* _ABOUT THIS EXERCISE_
Please copy every line from the following entries in which the word "saya" appears.

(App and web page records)
###

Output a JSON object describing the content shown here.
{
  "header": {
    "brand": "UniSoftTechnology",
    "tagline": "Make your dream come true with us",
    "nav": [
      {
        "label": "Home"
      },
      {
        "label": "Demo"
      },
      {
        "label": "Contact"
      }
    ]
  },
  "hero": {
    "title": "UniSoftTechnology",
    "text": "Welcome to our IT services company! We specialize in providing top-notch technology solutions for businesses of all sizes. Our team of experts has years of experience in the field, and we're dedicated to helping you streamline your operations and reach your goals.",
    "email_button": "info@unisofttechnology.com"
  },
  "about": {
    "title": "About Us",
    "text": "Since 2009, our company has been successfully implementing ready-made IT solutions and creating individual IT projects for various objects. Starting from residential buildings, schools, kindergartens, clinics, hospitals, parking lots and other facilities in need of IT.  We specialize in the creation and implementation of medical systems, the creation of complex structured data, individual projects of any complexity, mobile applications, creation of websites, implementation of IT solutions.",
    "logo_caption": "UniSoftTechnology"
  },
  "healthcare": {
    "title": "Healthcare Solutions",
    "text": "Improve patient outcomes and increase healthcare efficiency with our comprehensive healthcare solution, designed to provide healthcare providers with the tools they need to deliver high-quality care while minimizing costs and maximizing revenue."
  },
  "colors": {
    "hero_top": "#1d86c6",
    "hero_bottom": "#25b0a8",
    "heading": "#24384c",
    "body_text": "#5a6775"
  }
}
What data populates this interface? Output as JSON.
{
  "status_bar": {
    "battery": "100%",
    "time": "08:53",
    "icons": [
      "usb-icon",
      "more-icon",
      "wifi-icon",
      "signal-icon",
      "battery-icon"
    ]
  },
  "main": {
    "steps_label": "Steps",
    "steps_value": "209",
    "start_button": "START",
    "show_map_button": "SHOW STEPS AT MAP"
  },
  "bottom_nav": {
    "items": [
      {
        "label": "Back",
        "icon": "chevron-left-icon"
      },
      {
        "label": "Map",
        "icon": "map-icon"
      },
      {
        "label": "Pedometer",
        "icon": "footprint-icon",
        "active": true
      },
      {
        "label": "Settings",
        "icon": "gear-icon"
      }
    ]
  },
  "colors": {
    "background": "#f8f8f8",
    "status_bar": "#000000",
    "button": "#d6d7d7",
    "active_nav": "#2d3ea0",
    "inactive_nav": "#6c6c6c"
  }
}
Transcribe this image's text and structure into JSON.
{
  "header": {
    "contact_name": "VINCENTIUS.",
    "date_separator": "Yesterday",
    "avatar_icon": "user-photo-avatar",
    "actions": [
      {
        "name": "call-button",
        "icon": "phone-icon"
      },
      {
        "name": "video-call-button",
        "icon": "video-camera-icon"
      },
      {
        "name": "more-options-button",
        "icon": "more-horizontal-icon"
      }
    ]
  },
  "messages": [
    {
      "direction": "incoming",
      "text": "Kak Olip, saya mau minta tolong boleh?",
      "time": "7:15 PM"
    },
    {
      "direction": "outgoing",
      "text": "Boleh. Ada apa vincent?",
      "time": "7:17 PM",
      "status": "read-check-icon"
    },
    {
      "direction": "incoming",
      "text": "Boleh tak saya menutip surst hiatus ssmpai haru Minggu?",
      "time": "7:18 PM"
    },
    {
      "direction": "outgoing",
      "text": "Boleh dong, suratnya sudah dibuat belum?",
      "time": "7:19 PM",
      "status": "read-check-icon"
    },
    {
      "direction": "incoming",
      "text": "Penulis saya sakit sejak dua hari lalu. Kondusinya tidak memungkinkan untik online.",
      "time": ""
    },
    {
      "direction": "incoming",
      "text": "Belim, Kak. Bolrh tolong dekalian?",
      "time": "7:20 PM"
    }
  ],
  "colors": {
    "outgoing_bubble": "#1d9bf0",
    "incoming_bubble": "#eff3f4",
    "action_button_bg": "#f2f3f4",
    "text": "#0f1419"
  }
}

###

* _OUTPUT OF THE EXERCISE_
      "text": "Kak Olip, saya mau minta tolong boleh?",
      "text": "Boleh tak saya menutip surst hiatus ssmpai haru Minggu?",
      "text": "Penulis saya sakit sejak dua hari lalu. Kondusinya tidak memungkinkan untik online.",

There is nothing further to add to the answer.